To learn more about the Central Appalachia Habitat Stewardship Program, please follow this link to view a short video

About the National Fish and Wildlife Foundation

Chartered by Congress in 1984, the National Fish and Wildlife Foundation (NFWF) protects and restores the nation’s fish, wildlife, plants and habitats. Working with federal, corporate and individual partners, NFWF has funded more than 5,000 organizations and generated a total conservation impact of $6.8 billion. Learn more at

About the Richard King Mellon Foundation

Founded in 1947, the Richard King Mellon Foundation is the largest foundation in southwestern Pennsylvania, and one of the 50 largest in the world. The Foundation’s projected 2020 endowment was $3.1 billion and its Trustees in 2020 awarded grants and Program Related Investments totaling $130 million.

About the Natural Resources Conservation Service

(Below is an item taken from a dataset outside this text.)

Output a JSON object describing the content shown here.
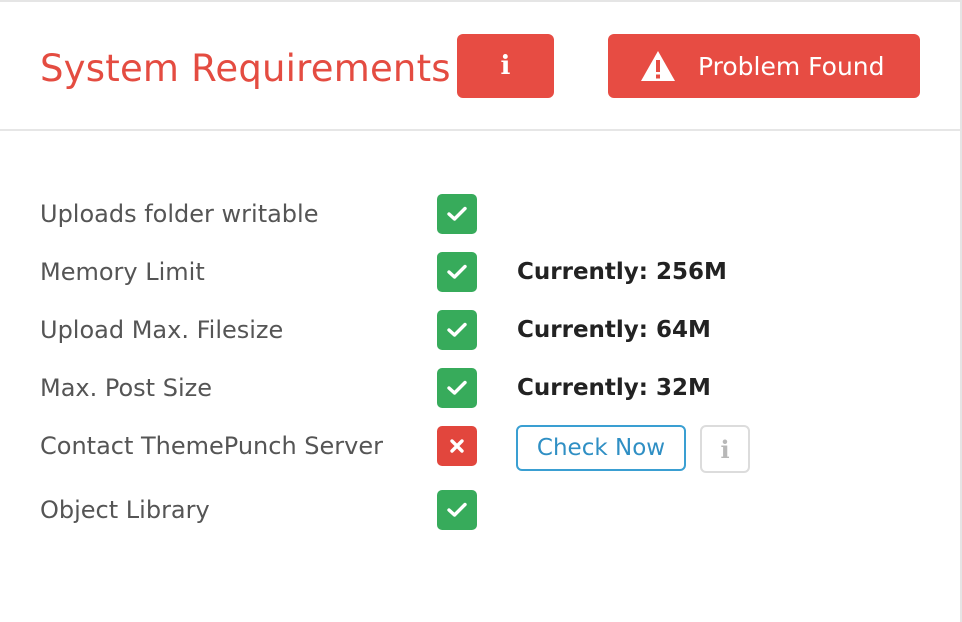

The Natural Resources Conservation Service (NRCS), is an agency of the U.S. Department of Agriculture that provides one-on-one, personalized advice on the best solutions to meet the unique conservation and business goals of those who grow our nation’s food and fiber. NRCS helps landowners make investments in their operations and local communities to keep working lands working, boost rural economies, increase the competitiveness of American agriculture, and improve the health of our air, water, and soil. NRCS also generates, manages, and shares the data, research and standards that enable partners and policymakers to make decisions informed by objective, reliable science. In simpler terms, NRCS’s focus is “Helping People Help the Land.” For more information, visit

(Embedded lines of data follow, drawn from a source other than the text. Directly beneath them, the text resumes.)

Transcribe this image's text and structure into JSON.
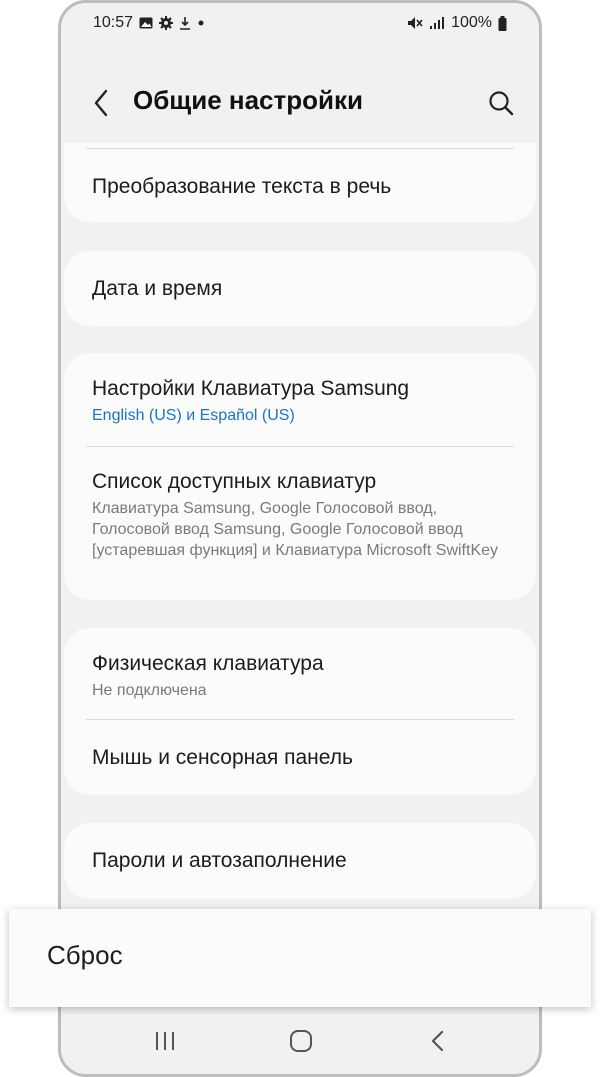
{
  "status_bar": {
    "time": "10:57",
    "battery": "100%",
    "left_icons": [
      "image-icon",
      "gear-icon",
      "download-icon",
      "dot-icon"
    ],
    "right_icons": [
      "mute-icon",
      "signal-icon",
      "battery-icon"
    ]
  },
  "header": {
    "title": "Общие настройки",
    "back_icon": "chevron-left-icon",
    "search_icon": "search-icon"
  },
  "items": {
    "tts": {
      "title": "Преобразование текста в речь"
    },
    "datetime": {
      "title": "Дата и время"
    },
    "samsung_keyboard": {
      "title": "Настройки Клавиатура Samsung",
      "subtitle": "English (US) и Español (US)"
    },
    "keyboard_list": {
      "title": "Список доступных клавиатур",
      "subtitle": "Клавиатура Samsung, Google Голосовой ввод, Голосовой ввод Samsung, Google Голосовой ввод [устаревшая функция] и Клавиатура Microsoft SwiftKey"
    },
    "physical_keyboard": {
      "title": "Физическая клавиатура",
      "subtitle": "Не подключена"
    },
    "mouse_touchpad": {
      "title": "Мышь и сенсорная панель"
    },
    "passwords": {
      "title": "Пароли и автозаполнение"
    }
  },
  "reset": {
    "label": "Сброс"
  },
  "nav": {
    "recents_icon": "recents-icon",
    "home_icon": "home-icon",
    "back_icon": "back-icon"
  },
  "colors": {
    "link_blue": "#1a73c9",
    "background": "#f1f1f1",
    "card": "#fbfbfb"
  }
}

About the U.S. Forest Service

Established in 1905, the U.S. Forest Service is an agency of the U.S. Department of Agriculture. The mission of the Forest Service is to sustain the health, diversity, and productivity of the nation’s forests and grasslands to meet the needs of present and future generations. The agency manages 193 million acres of public land, provides assistance to state and private landowners, and maintains the largest forestry research organization in the world. Public lands the Forest Service manages contribute more than $13 billion to the economy each year through visitor spending alone. Those same lands provide 20 percent of the nation’s clean water supply, a value estimated at $7.2 billion per year. The agency has either a direct or indirect role in stewardship of about 80 percent of the 850 million forested acres within the U.S., of which 100 million acres are urban forests where most Americans live. For more information, visit

About the U.S. Fish and Wildlife Service

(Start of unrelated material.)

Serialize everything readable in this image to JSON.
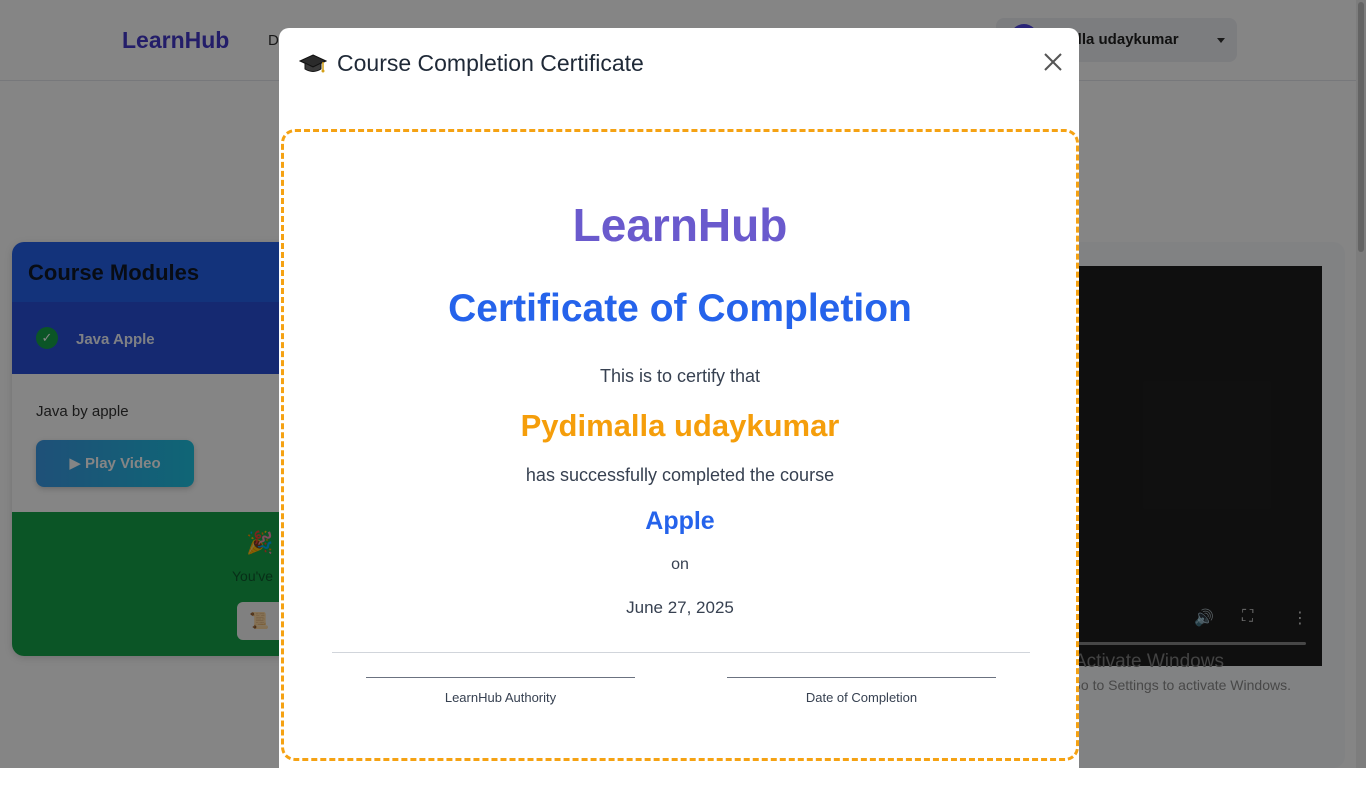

The mission of the U.S. Fish and Wildlife Service is to work with others to conserve, protect and enhance fish, wildlife, plants and their habitats for the continuing benefit of the American people. We are both a leader and trusted partner in fish and wildlife conservation, known for our scientific excellence, stewardship of lands and natural resources, dedicated professionals, and commitment to public service. For more information on our work and the people who make it happen, visit

About Shell Oil Company

Shell companies have operations in more than 70 countries and territories with businesses including oil and gas exploration and production; production and marketing of liquefied natural gas and gas to liquids; manufacturing, marketing and shipping of oil products and chemicals and renewable energy projects. Over the past 100 years, Shell has helped preserve and protect habitat and species through hundreds of conservation projects and initiatives. Collaborating with key organizations and environmental NGOs has enabled Shell to leverage its efforts to ensure the highest possible impact – including the protection of more than 13 million acres of wetlands.



Rob Blumenthal, 202-857-0166,